**Problem**
Take every record and write it out again exactly, with no images included.

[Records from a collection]
=======

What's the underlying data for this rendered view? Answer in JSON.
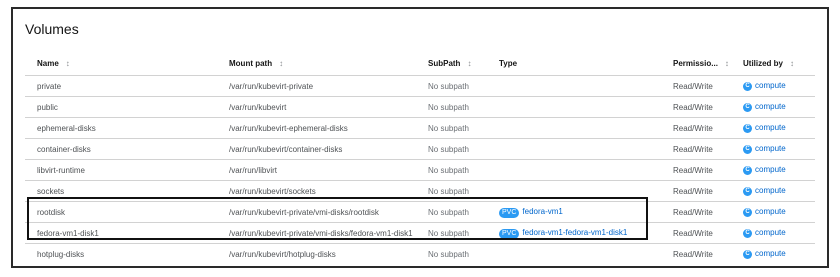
{
  "title": "Volumes",
  "columns": [
    {
      "label": "Name",
      "sort": "↕"
    },
    {
      "label": "Mount path",
      "sort": "↕"
    },
    {
      "label": "SubPath",
      "sort": "↕"
    },
    {
      "label": "Type",
      "sort": ""
    },
    {
      "label": "Permissio...",
      "sort": "↕"
    },
    {
      "label": "Utilized by",
      "sort": "↕"
    }
  ],
  "icon_glyph": "C",
  "rows": [
    {
      "name": "private",
      "mount": "/var/run/kubevirt-private",
      "subpath": "No subpath",
      "type_badge": "",
      "type_link": "",
      "perm": "Read/Write",
      "used_by": "compute"
    },
    {
      "name": "public",
      "mount": "/var/run/kubevirt",
      "subpath": "No subpath",
      "type_badge": "",
      "type_link": "",
      "perm": "Read/Write",
      "used_by": "compute"
    },
    {
      "name": "ephemeral-disks",
      "mount": "/var/run/kubevirt-ephemeral-disks",
      "subpath": "No subpath",
      "type_badge": "",
      "type_link": "",
      "perm": "Read/Write",
      "used_by": "compute"
    },
    {
      "name": "container-disks",
      "mount": "/var/run/kubevirt/container-disks",
      "subpath": "No subpath",
      "type_badge": "",
      "type_link": "",
      "perm": "Read/Write",
      "used_by": "compute"
    },
    {
      "name": "libvirt-runtime",
      "mount": "/var/run/libvirt",
      "subpath": "No subpath",
      "type_badge": "",
      "type_link": "",
      "perm": "Read/Write",
      "used_by": "compute"
    },
    {
      "name": "sockets",
      "mount": "/var/run/kubevirt/sockets",
      "subpath": "No subpath",
      "type_badge": "",
      "type_link": "",
      "perm": "Read/Write",
      "used_by": "compute"
    },
    {
      "name": "rootdisk",
      "mount": "/var/run/kubevirt-private/vmi-disks/rootdisk",
      "subpath": "No subpath",
      "type_badge": "PVC",
      "type_link": "fedora-vm1",
      "perm": "Read/Write",
      "used_by": "compute"
    },
    {
      "name": "fedora-vm1-disk1",
      "mount": "/var/run/kubevirt-private/vmi-disks/fedora-vm1-disk1",
      "subpath": "No subpath",
      "type_badge": "PVC",
      "type_link": "fedora-vm1-fedora-vm1-disk1",
      "perm": "Read/Write",
      "used_by": "compute"
    },
    {
      "name": "hotplug-disks",
      "mount": "/var/run/kubevirt/hotplug-disks",
      "subpath": "No subpath",
      "type_badge": "",
      "type_link": "",
      "perm": "Read/Write",
      "used_by": "compute"
    }
  ]
}
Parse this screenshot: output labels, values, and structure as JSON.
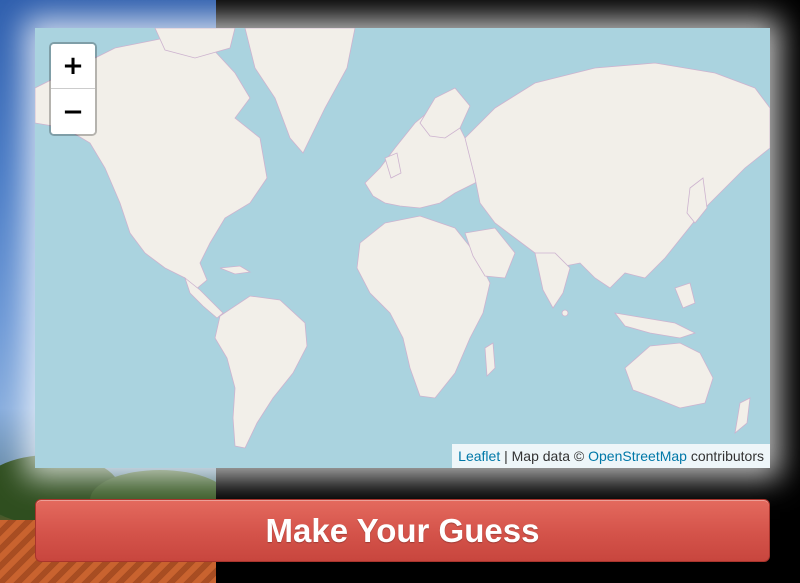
{
  "map": {
    "zoom_in_label": "+",
    "zoom_out_label": "−",
    "attribution": {
      "leaflet_link": "Leaflet",
      "separator": " | Map data © ",
      "osm_link": "OpenStreetMap",
      "suffix": " contributors"
    },
    "colors": {
      "water": "#aad3df",
      "land": "#f2efe9",
      "border": "#c8a8c8",
      "link": "#0078a8"
    }
  },
  "actions": {
    "guess_button_label": "Make Your Guess"
  },
  "colors": {
    "button": "#d4534a"
  }
}
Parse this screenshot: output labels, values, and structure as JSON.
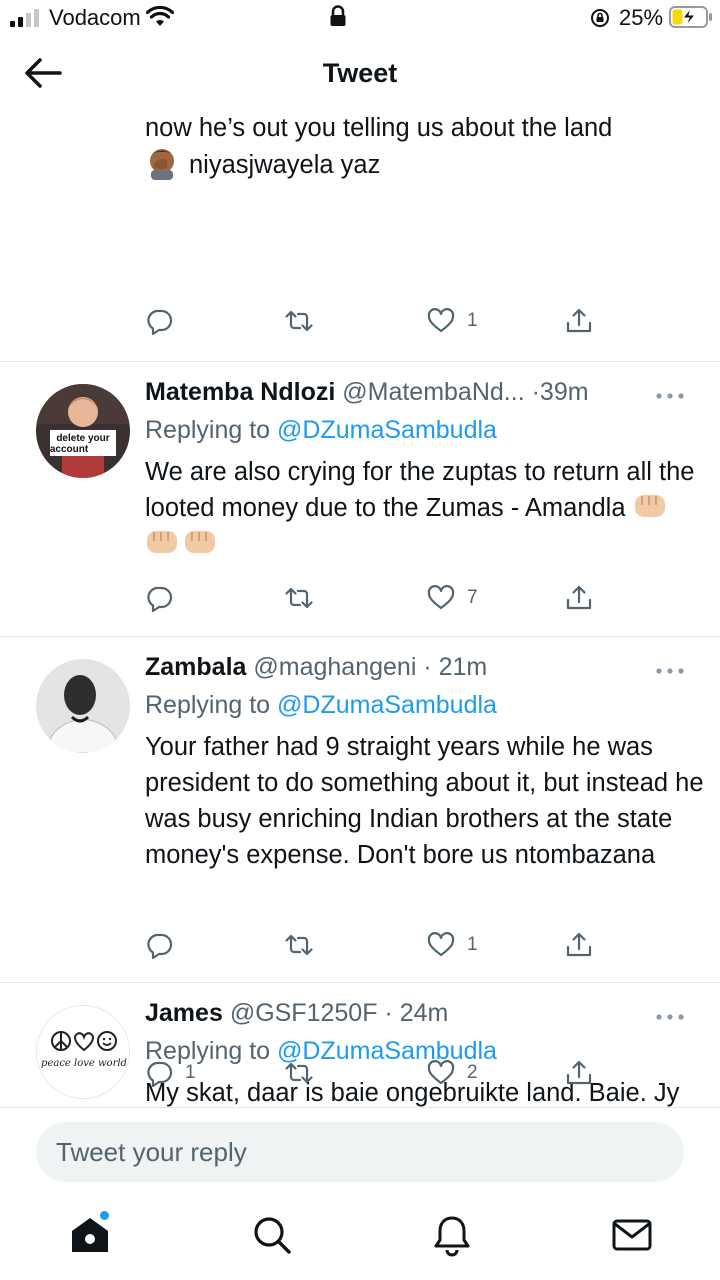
{
  "status_bar": {
    "carrier": "Vodacom",
    "battery_percent": "25%",
    "signal_bars_active": 2,
    "signal_bars_total": 4
  },
  "header": {
    "title": "Tweet"
  },
  "tweets": [
    {
      "text_line1": "now he’s out you telling us about the land",
      "text_line2": "niyasjwayela yaz",
      "reply_count": "",
      "retweet_count": "",
      "like_count": "1"
    },
    {
      "name": "Matemba Ndlozi",
      "handle": "@MatembaNd...",
      "time": "39m",
      "replying_to_label": "Replying to",
      "replying_to": "@DZumaSambudla",
      "text": "We are also crying for the zuptas to return all the looted money due to the Zumas - Amandla",
      "avatar_sign": "delete your account",
      "reply_count": "",
      "retweet_count": "",
      "like_count": "7"
    },
    {
      "name": "Zambala",
      "handle": "@maghangeni",
      "time": "21m",
      "replying_to_label": "Replying to",
      "replying_to": "@DZumaSambudla",
      "text": "Your father had 9 straight years while he was president to do something about it, but instead he was busy enriching Indian brothers at the state money's expense. Don't bore us ntombazana",
      "reply_count": "",
      "retweet_count": "",
      "like_count": "1"
    },
    {
      "name": "James",
      "handle": "@GSF1250F",
      "time": "24m",
      "replying_to_label": "Replying to",
      "replying_to": "@DZumaSambudla",
      "text": "My skat, daar is baie ongebruikte land. Baie. Jy kan kies en keur. Maklik nê.",
      "avatar_text": "peace love world",
      "reply_count": "1",
      "retweet_count": "",
      "like_count": "2"
    }
  ],
  "reply_box": {
    "placeholder": "Tweet your reply"
  },
  "colors": {
    "accent": "#1d9bf0",
    "text_primary": "#0f1419",
    "text_secondary": "#536471",
    "divider": "#e4e8eb",
    "battery_charging": "#f5d90a"
  },
  "icons": [
    "back-arrow-icon",
    "more-icon",
    "reply-icon",
    "retweet-icon",
    "like-icon",
    "share-icon",
    "home-icon",
    "search-icon",
    "notifications-icon",
    "messages-icon"
  ]
}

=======

**Output for this exercise**
What's the underlying data for this rendered view? Answer in JSON.
{
  "title": "Volumes",
  "columns": [
    {
      "label": "Name",
      "sort": "↕"
    },
    {
      "label": "Mount path",
      "sort": "↕"
    },
    {
      "label": "SubPath",
      "sort": "↕"
    },
    {
      "label": "Type",
      "sort": ""
    },
    {
      "label": "Permissio...",
      "sort": "↕"
    },
    {
      "label": "Utilized by",
      "sort": "↕"
    }
  ],
  "icon_glyph": "C",
  "rows": [
    {
      "name": "private",
      "mount": "/var/run/kubevirt-private",
      "subpath": "No subpath",
      "type_badge": "",
      "type_link": "",
      "perm": "Read/Write",
      "used_by": "compute"
    },
    {
      "name": "public",
      "mount": "/var/run/kubevirt",
      "subpath": "No subpath",
      "type_badge": "",
      "type_link": "",
      "perm": "Read/Write",
      "used_by": "compute"
    },
    {
      "name": "ephemeral-disks",
      "mount": "/var/run/kubevirt-ephemeral-disks",
      "subpath": "No subpath",
      "type_badge": "",
      "type_link": "",
      "perm": "Read/Write",
      "used_by": "compute"
    },
    {
      "name": "container-disks",
      "mount": "/var/run/kubevirt/container-disks",
      "subpath": "No subpath",
      "type_badge": "",
      "type_link": "",
      "perm": "Read/Write",
      "used_by": "compute"
    },
    {
      "name": "libvirt-runtime",
      "mount": "/var/run/libvirt",
      "subpath": "No subpath",
      "type_badge": "",
      "type_link": "",
      "perm": "Read/Write",
      "used_by": "compute"
    },
    {
      "name": "sockets",
      "mount": "/var/run/kubevirt/sockets",
      "subpath": "No subpath",
      "type_badge": "",
      "type_link": "",
      "perm": "Read/Write",
      "used_by": "compute"
    },
    {
      "name": "rootdisk",
      "mount": "/var/run/kubevirt-private/vmi-disks/rootdisk",
      "subpath": "No subpath",
      "type_badge": "PVC",
      "type_link": "fedora-vm1",
      "perm": "Read/Write",
      "used_by": "compute"
    },
    {
      "name": "fedora-vm1-disk1",
      "mount": "/var/run/kubevirt-private/vmi-disks/fedora-vm1-disk1",
      "subpath": "No subpath",
      "type_badge": "PVC",
      "type_link": "fedora-vm1-fedora-vm1-disk1",
      "perm": "Read/Write",
      "used_by": "compute"
    },
    {
      "name": "hotplug-disks",
      "mount": "/var/run/kubevirt/hotplug-disks",
      "subpath": "No subpath",
      "type_badge": "",
      "type_link": "",
      "perm": "Read/Write",
      "used_by": "compute"
    }
  ]
}
Parse this screenshot: output labels, values, and structure as JSON.
{
  "map": {
    "zoom_in_label": "+",
    "zoom_out_label": "−",
    "attribution": {
      "leaflet_link": "Leaflet",
      "separator": " | Map data © ",
      "osm_link": "OpenStreetMap",
      "suffix": " contributors"
    },
    "colors": {
      "water": "#aad3df",
      "land": "#f2efe9",
      "border": "#c8a8c8",
      "link": "#0078a8"
    }
  },
  "actions": {
    "guess_button_label": "Make Your Guess"
  },
  "colors": {
    "button": "#d4534a"
  }
}
Parse this screenshot: output labels, values, and structure as JSON.
{
  "status_bar": {
    "carrier": "Vodacom",
    "battery_percent": "25%",
    "signal_bars_active": 2,
    "signal_bars_total": 4
  },
  "header": {
    "title": "Tweet"
  },
  "tweets": [
    {
      "text_line1": "now he’s out you telling us about the land",
      "text_line2": "niyasjwayela yaz",
      "reply_count": "",
      "retweet_count": "",
      "like_count": "1"
    },
    {
      "name": "Matemba Ndlozi",
      "handle": "@MatembaNd...",
      "time": "39m",
      "replying_to_label": "Replying to",
      "replying_to": "@DZumaSambudla",
      "text": "We are also crying for the zuptas to return all the looted money due to the Zumas - Amandla",
      "avatar_sign": "delete your account",
      "reply_count": "",
      "retweet_count": "",
      "like_count": "7"
    },
    {
      "name": "Zambala",
      "handle": "@maghangeni",
      "time": "21m",
      "replying_to_label": "Replying to",
      "replying_to": "@DZumaSambudla",
      "text": "Your father had 9 straight years while he was president to do something about it, but instead he was busy enriching Indian brothers at the state money's expense. Don't bore us ntombazana",
      "reply_count": "",
      "retweet_count": "",
      "like_count": "1"
    },
    {
      "name": "James",
      "handle": "@GSF1250F",
      "time": "24m",
      "replying_to_label": "Replying to",
      "replying_to": "@DZumaSambudla",
      "text": "My skat, daar is baie ongebruikte land. Baie. Jy kan kies en keur. Maklik nê.",
      "avatar_text": "peace love world",
      "reply_count": "1",
      "retweet_count": "",
      "like_count": "2"
    }
  ],
  "reply_box": {
    "placeholder": "Tweet your reply"
  },
  "colors": {
    "accent": "#1d9bf0",
    "text_primary": "#0f1419",
    "text_secondary": "#536471",
    "divider": "#e4e8eb",
    "battery_charging": "#f5d90a"
  },
  "icons": [
    "back-arrow-icon",
    "more-icon",
    "reply-icon",
    "retweet-icon",
    "like-icon",
    "share-icon",
    "home-icon",
    "search-icon",
    "notifications-icon",
    "messages-icon"
  ]
}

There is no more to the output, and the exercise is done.